Task item ::
For this exercise, report every line of the material that includes "JSON".

The input ::
= Beginning of Section =
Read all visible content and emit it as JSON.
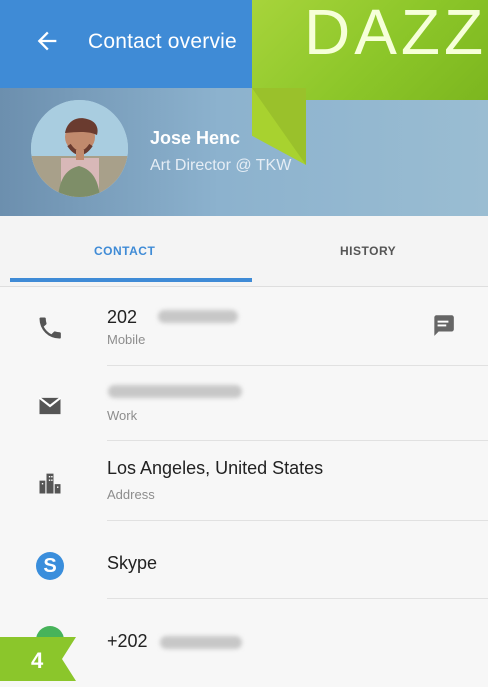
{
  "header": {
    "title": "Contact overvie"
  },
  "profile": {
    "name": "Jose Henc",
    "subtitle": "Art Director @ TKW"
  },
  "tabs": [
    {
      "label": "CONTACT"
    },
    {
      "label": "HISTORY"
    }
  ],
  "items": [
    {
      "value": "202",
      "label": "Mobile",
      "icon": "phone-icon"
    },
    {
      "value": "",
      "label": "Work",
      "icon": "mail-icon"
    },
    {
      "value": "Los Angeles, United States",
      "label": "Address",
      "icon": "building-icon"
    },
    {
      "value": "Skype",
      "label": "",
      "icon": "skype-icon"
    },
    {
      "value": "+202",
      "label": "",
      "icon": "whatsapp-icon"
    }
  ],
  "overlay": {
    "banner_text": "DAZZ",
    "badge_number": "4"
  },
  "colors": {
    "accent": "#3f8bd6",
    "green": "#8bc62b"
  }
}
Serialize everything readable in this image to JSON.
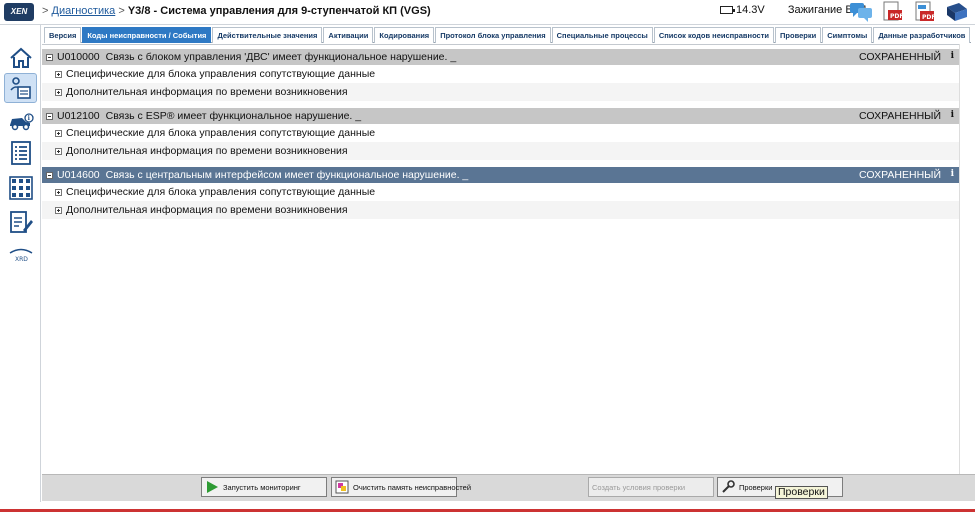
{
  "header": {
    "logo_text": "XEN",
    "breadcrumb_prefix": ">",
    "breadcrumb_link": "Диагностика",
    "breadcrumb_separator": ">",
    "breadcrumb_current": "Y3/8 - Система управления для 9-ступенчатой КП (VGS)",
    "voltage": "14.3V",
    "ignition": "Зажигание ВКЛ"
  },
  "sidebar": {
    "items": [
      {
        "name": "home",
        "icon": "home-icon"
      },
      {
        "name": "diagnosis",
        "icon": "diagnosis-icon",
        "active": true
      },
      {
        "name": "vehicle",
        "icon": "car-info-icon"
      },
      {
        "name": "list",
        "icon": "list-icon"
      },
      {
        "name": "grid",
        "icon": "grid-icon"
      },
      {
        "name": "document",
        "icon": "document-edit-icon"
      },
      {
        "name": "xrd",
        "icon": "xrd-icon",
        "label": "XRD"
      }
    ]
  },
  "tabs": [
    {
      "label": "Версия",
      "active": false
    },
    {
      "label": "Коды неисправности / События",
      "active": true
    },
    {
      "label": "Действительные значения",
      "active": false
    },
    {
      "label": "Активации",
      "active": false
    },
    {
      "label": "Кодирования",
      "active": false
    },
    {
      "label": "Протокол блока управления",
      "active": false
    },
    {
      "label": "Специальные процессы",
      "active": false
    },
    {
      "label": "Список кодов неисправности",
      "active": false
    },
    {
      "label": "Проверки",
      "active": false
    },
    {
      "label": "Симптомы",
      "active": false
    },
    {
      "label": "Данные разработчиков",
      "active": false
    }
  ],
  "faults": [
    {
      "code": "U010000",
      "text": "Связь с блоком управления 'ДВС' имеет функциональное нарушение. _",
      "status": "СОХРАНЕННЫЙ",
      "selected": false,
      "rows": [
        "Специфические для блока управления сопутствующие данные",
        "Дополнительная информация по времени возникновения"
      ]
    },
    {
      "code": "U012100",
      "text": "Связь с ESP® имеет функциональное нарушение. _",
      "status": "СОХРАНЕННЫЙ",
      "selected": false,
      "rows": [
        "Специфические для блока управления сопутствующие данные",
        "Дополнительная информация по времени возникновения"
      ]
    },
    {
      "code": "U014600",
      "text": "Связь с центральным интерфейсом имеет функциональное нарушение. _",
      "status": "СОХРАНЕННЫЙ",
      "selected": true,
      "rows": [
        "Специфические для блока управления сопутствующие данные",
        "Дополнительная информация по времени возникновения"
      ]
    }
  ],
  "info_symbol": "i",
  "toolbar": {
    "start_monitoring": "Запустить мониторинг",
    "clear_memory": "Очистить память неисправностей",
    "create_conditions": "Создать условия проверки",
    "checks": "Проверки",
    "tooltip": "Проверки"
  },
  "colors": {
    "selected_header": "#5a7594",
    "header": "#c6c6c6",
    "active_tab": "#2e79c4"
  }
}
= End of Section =
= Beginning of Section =
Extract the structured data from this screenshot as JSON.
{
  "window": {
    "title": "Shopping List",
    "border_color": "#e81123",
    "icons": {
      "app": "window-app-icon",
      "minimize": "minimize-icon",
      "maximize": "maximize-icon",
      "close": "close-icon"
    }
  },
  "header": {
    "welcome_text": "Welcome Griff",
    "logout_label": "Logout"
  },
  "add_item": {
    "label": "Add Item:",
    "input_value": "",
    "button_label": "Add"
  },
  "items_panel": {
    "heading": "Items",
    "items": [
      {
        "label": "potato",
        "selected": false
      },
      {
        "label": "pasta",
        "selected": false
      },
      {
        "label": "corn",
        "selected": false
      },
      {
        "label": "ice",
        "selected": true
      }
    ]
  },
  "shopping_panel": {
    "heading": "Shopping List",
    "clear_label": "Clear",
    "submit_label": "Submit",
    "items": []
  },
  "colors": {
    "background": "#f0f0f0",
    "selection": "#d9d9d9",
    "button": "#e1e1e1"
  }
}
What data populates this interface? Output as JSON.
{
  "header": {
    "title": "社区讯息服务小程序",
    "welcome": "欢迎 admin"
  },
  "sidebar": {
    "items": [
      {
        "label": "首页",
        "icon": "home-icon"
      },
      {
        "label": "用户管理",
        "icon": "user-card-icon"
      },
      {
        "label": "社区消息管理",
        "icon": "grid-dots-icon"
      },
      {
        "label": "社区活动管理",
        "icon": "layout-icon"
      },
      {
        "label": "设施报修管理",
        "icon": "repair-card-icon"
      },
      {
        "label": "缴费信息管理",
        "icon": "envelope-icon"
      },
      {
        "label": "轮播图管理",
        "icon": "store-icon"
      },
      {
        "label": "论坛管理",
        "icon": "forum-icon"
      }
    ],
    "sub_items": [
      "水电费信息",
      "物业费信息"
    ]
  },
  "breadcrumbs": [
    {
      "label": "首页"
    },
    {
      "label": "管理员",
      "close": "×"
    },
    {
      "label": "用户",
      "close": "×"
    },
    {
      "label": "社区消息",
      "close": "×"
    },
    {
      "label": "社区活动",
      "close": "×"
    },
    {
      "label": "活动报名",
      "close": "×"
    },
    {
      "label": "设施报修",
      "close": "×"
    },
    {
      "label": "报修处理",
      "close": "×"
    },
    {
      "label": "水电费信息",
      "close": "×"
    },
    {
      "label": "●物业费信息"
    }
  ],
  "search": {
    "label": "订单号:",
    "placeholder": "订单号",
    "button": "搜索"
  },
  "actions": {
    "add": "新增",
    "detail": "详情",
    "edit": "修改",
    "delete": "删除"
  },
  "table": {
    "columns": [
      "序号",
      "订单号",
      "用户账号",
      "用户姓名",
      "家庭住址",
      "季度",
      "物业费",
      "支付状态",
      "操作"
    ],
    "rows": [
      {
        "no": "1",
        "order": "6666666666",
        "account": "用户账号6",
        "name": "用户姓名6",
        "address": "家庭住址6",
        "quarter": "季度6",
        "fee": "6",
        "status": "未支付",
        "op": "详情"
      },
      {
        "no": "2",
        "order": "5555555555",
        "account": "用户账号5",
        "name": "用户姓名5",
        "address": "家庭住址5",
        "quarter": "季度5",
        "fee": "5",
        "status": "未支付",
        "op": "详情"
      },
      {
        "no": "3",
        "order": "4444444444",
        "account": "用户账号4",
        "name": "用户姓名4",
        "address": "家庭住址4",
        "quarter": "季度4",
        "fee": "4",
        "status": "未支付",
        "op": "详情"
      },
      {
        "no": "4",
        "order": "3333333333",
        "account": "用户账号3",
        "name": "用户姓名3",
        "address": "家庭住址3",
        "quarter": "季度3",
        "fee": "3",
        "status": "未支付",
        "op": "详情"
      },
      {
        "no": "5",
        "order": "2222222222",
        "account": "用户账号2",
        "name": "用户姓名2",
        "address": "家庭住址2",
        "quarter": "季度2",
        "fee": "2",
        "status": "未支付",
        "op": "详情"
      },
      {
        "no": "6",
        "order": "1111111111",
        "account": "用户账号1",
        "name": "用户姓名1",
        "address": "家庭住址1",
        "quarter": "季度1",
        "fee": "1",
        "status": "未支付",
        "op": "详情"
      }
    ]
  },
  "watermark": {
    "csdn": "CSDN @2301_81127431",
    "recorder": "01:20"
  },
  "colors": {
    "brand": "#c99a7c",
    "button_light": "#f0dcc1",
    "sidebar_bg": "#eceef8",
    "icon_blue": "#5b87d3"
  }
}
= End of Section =
Answer to the exercise ::
Read all visible content and emit it as JSON.
Serialize everything readable in this image to JSON.
Extract the structured data from this screenshot as JSON.
What data populates this interface? Output as JSON.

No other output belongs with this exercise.